Author + information
- Received September 19, 2003
- Revision received May 24, 2004
- Accepted June 7, 2004
- Published online September 15, 2004.
- Jonathan S. Steinberg, MD, FACC*,†,* (, )
- Aysha Arshad, MBBS*,
- Marcin Kowalski, MD*,
- Atul Kukar, DO*,
- Valentin Suma, MD*,
- Margot Vloka, MD*,†,
- Frederick Ehlert, MD*,†,
- Bengt Herweg, MD*,†,
- Jacqueline Donnelly, BA*,
- Julie Philip, PA-C*,
- George Reed, PhD‡ and
- Alan Rozanski, MD, FACC*
- ↵*Reprint requests and correspondence:
Dr. Jonathan S. Steinberg, Division of Cardiology, St. Luke's-Roosevelt Hospital Center, 1111 Amsterdam Avenue, New York, New York 10025
Objectives This study was designed to evaluate whether the destruction of the World Trade Center (WTC) on September 11, 2001 (9/11), led to an increased frequency of ventricular arrhythmias among patients fitted with an implantable cardioverter-defibrillator (ICD).
Background The WTC attack induced psychological distress. Because ICDs store all serious arrhythmias for months, the attack provided a unique opportunity to compare pre- and post-9/11 frequencies of potentially lethal arrhythmias among ICD patients.
Methods Two hundred consecutive ICD patients who presented for regularly scheduled follow-up to six affiliated clinics were recruited into this observational study. The electrograms stored in the ICDs for the three months before 9/11 and 13 months thereafter were scrutinized in a blinded manner (relative to date) for all ventricular tachyarrhythmias (tachycardia or fibrillation) triggering ICD therapy.
Results The frequency of tachyarrhythmias increased significantly for the 30 days post-9/11 (p = 0.004) relative to all other months between May 2001 and October 2002. In the 30 days post-9/11, 16 patients (8%) demonstrated tachyarrhythmias, compared with only seven (3.5%) in the preceding 30 days, representing a 2.3-fold increase in risk (95% confidence interval 1.1 to 4.9; p = 0.03). The first arrhythmic event did not occur for three days following 9/11, with events accumulating in a progressive non-clustered pattern.
Conclusions Ventricular arrhythmias increased by more than twofold among ICD patients following the WTC attack. The delay in onset and the non-clustered pattern of these events differ sharply from effects following other disasters, suggesting that subacute stress may have served to promote this arrhythmogenesis.

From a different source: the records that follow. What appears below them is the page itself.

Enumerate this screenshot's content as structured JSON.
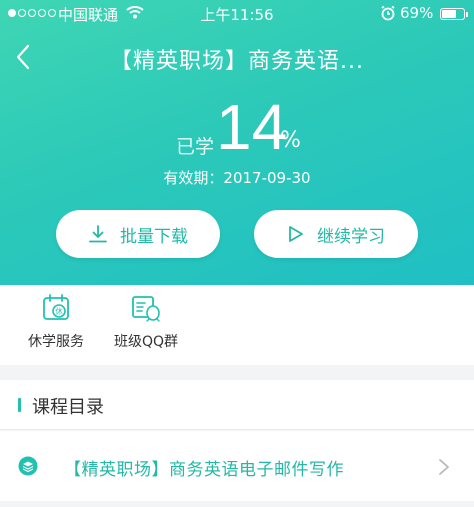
{
  "status_bar": {
    "carrier": "中国联通",
    "time": "上午11:56",
    "battery_percent": "69%",
    "battery_level": 0.69
  },
  "nav": {
    "title": "【精英职场】商务英语...",
    "back_icon": "chevron-left-icon"
  },
  "progress": {
    "label": "已学",
    "value": "14",
    "unit": "%",
    "validity": "有效期：2017-09-30"
  },
  "actions": {
    "download": {
      "label": "批量下载",
      "icon": "download-icon"
    },
    "continue": {
      "label": "继续学习",
      "icon": "play-icon"
    }
  },
  "services": [
    {
      "label": "休学服务",
      "icon": "calendar-rest-icon"
    },
    {
      "label": "班级QQ群",
      "icon": "qq-group-icon"
    }
  ],
  "catalog": {
    "heading": "课程目录",
    "items": [
      {
        "title": "【精英职场】商务英语电子邮件写作",
        "icon": "layers-icon"
      }
    ]
  },
  "colors": {
    "accent": "#21c1b0",
    "header_gradient_start": "#3fd6b4",
    "header_gradient_end": "#1fbfc4"
  }
}
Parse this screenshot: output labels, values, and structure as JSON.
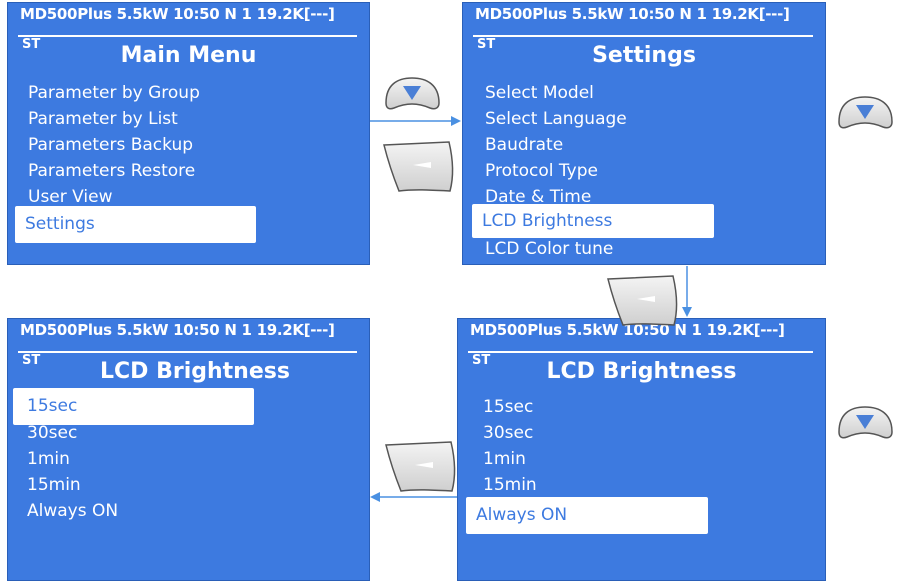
{
  "status_text": "MD500Plus  5.5kW  10:50  N  1 19.2K[---]",
  "mode_label": "ST",
  "screens": {
    "main_menu": {
      "title": "Main Menu",
      "items": [
        "Parameter by Group",
        "Parameter by List",
        "Parameters Backup",
        "Parameters Restore",
        "User View",
        "Settings"
      ]
    },
    "settings": {
      "title": "Settings",
      "items": [
        "Select Model",
        "Select Language",
        "Baudrate",
        "Protocol Type",
        "Date & Time",
        "LCD Brightness",
        "LCD Color tune"
      ]
    },
    "brightness_right": {
      "title": "LCD Brightness",
      "items": [
        "15sec",
        "30sec",
        "1min",
        "15min",
        "Always ON"
      ]
    },
    "brightness_left": {
      "title": "LCD Brightness",
      "items": [
        "15sec",
        "30sec",
        "1min",
        "15min",
        "Always ON"
      ]
    }
  },
  "colors": {
    "screen_bg": "#3d7ae0",
    "text": "#ffffff",
    "arrow": "#4a90e2",
    "key_fill": "#e6e6e6"
  },
  "icons": {
    "down_key": "down-arrow-key-icon",
    "confirm_key": "confirm-key-icon"
  }
}
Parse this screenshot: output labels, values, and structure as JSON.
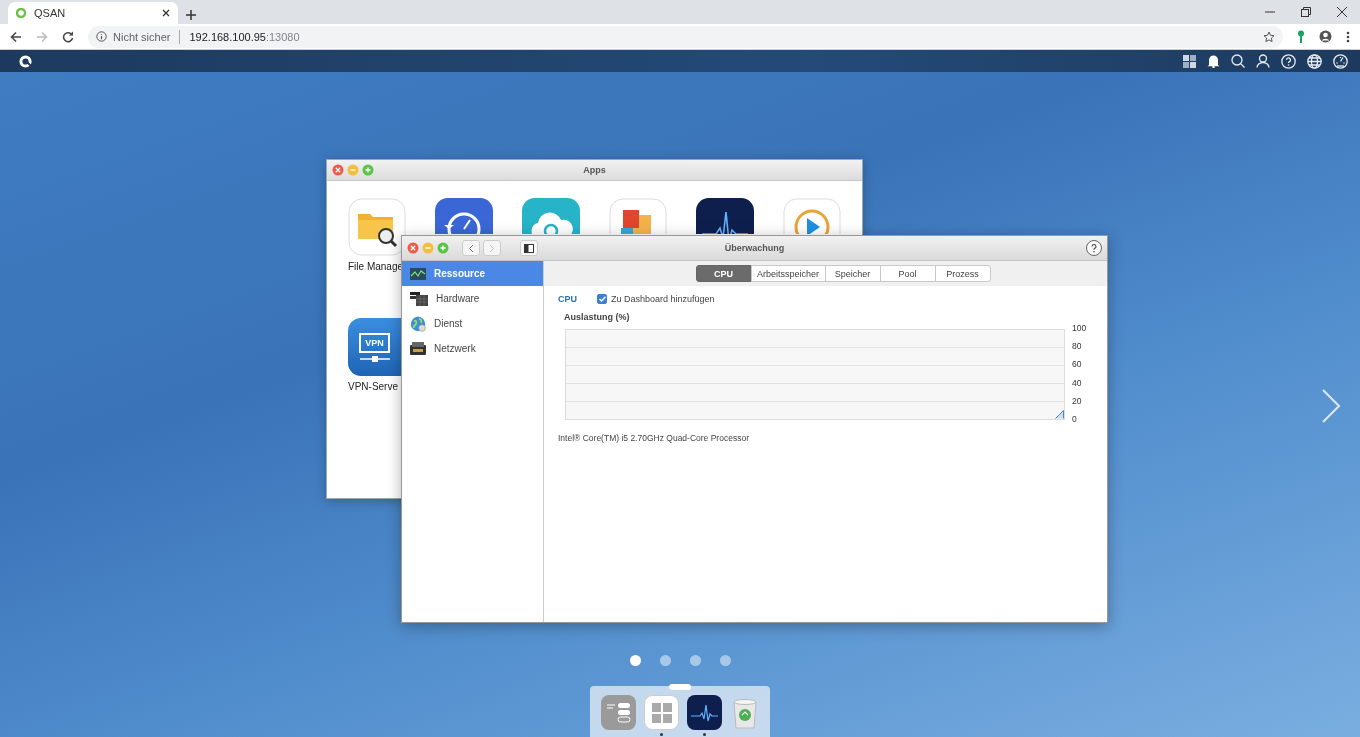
{
  "browser": {
    "tab_title": "QSAN",
    "url_security": "Nicht sicher",
    "url_host": "192.168.100.95",
    "url_port": ":13080"
  },
  "apps_window": {
    "title": "Apps",
    "apps": [
      {
        "kind": "file-manager",
        "label": "File Manage"
      },
      {
        "kind": "backup"
      },
      {
        "kind": "cloud-sync"
      },
      {
        "kind": "storage"
      },
      {
        "kind": "monitor"
      },
      {
        "kind": "media"
      },
      {
        "kind": "vpn",
        "label": "VPN-Serve",
        "badge": "VPN"
      }
    ]
  },
  "monitor_window": {
    "title": "Überwachung",
    "sidebar": [
      {
        "kind": "resource",
        "label": "Ressource",
        "selected": true
      },
      {
        "kind": "hardware",
        "label": "Hardware",
        "selected": false
      },
      {
        "kind": "service",
        "label": "Dienst",
        "selected": false
      },
      {
        "kind": "network",
        "label": "Netzwerk",
        "selected": false
      }
    ],
    "tabs": [
      {
        "label": "CPU",
        "selected": true
      },
      {
        "label": "Arbeitsspeicher",
        "selected": false
      },
      {
        "label": "Speicher",
        "selected": false
      },
      {
        "label": "Pool",
        "selected": false
      },
      {
        "label": "Prozess",
        "selected": false
      }
    ],
    "section_title": "CPU",
    "dashboard_checkbox": {
      "label": "Zu Dashboard hinzufügen",
      "checked": true
    },
    "chart_title": "Auslastung (%)",
    "y_ticks": [
      "100",
      "80",
      "60",
      "40",
      "20",
      "0"
    ],
    "processor": "Intel® Core(TM) i5 2.70GHz Quad-Core Processor"
  },
  "page_dots": [
    {
      "selected": true
    },
    {
      "selected": false
    },
    {
      "selected": false
    },
    {
      "selected": false
    }
  ],
  "dock": [
    {
      "kind": "control-panel",
      "running": false
    },
    {
      "kind": "apps",
      "running": true
    },
    {
      "kind": "monitor",
      "running": true
    },
    {
      "kind": "trash",
      "running": false
    }
  ]
}
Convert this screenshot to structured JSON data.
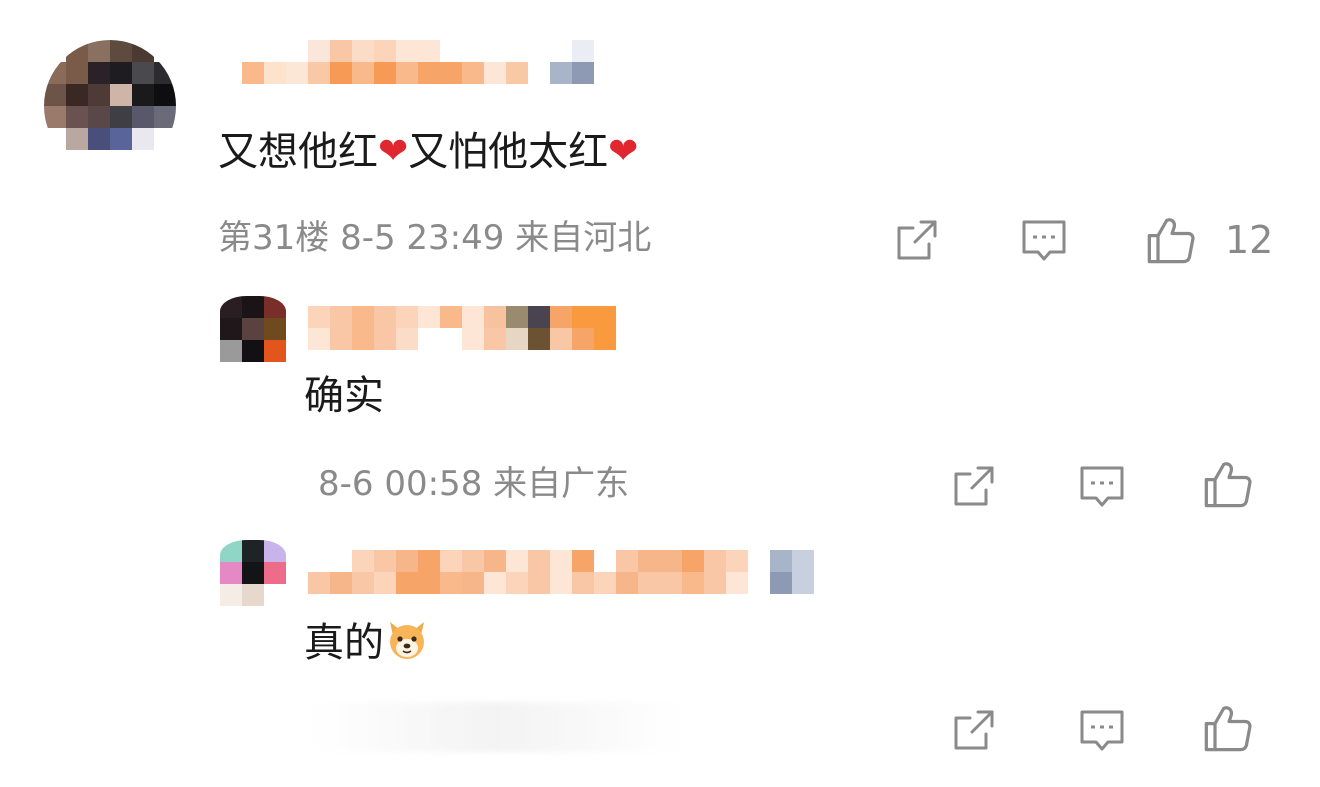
{
  "comments": [
    {
      "text_part1": "又想他红",
      "text_part2": "又怕他太红",
      "heart_icon": "red-heart-emoji",
      "meta": "第31楼 8-5 23:49 来自河北",
      "like_count": "12",
      "replies": [
        {
          "text": "确实",
          "meta": "8-6 00:58 来自广东"
        },
        {
          "text": "真的",
          "emoji": "dog-face-emoji",
          "meta": ""
        }
      ]
    }
  ],
  "icons": {
    "share": "share-icon",
    "reply": "comment-icon",
    "like": "thumbs-up-icon"
  },
  "colors": {
    "text": "#1a1a1a",
    "meta": "#8a8a8a",
    "heart": "#e0262e",
    "icon": "#8a8a8a"
  }
}
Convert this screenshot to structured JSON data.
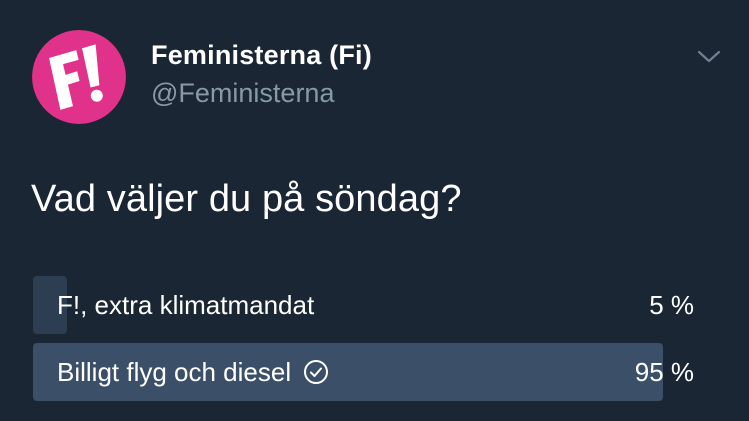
{
  "tweet": {
    "author": {
      "display_name": "Feministerna (Fi)",
      "handle": "@Feministerna",
      "avatar_logo_text": "F!",
      "avatar_color": "#e0328a"
    },
    "menu_icon": "chevron-down-icon",
    "text": "Vad väljer du på söndag?"
  },
  "poll": {
    "options": [
      {
        "label": "F!, extra klimatmandat",
        "percent_label": "5 %",
        "percent": 5,
        "selected": false
      },
      {
        "label": "Billigt flyg och diesel",
        "percent_label": "95 %",
        "percent": 95,
        "selected": true,
        "selected_icon": "check-circle-icon"
      }
    ]
  },
  "colors": {
    "background": "#1b2634",
    "text_primary": "#ffffff",
    "text_secondary": "#8899a6",
    "bar_normal": "#2e3e52",
    "bar_selected": "#3b5068"
  }
}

- Received September 19, 2003.
- Revision received May 24, 2004.
- Accepted June 7, 2004.
- American College of Cardiology Foundation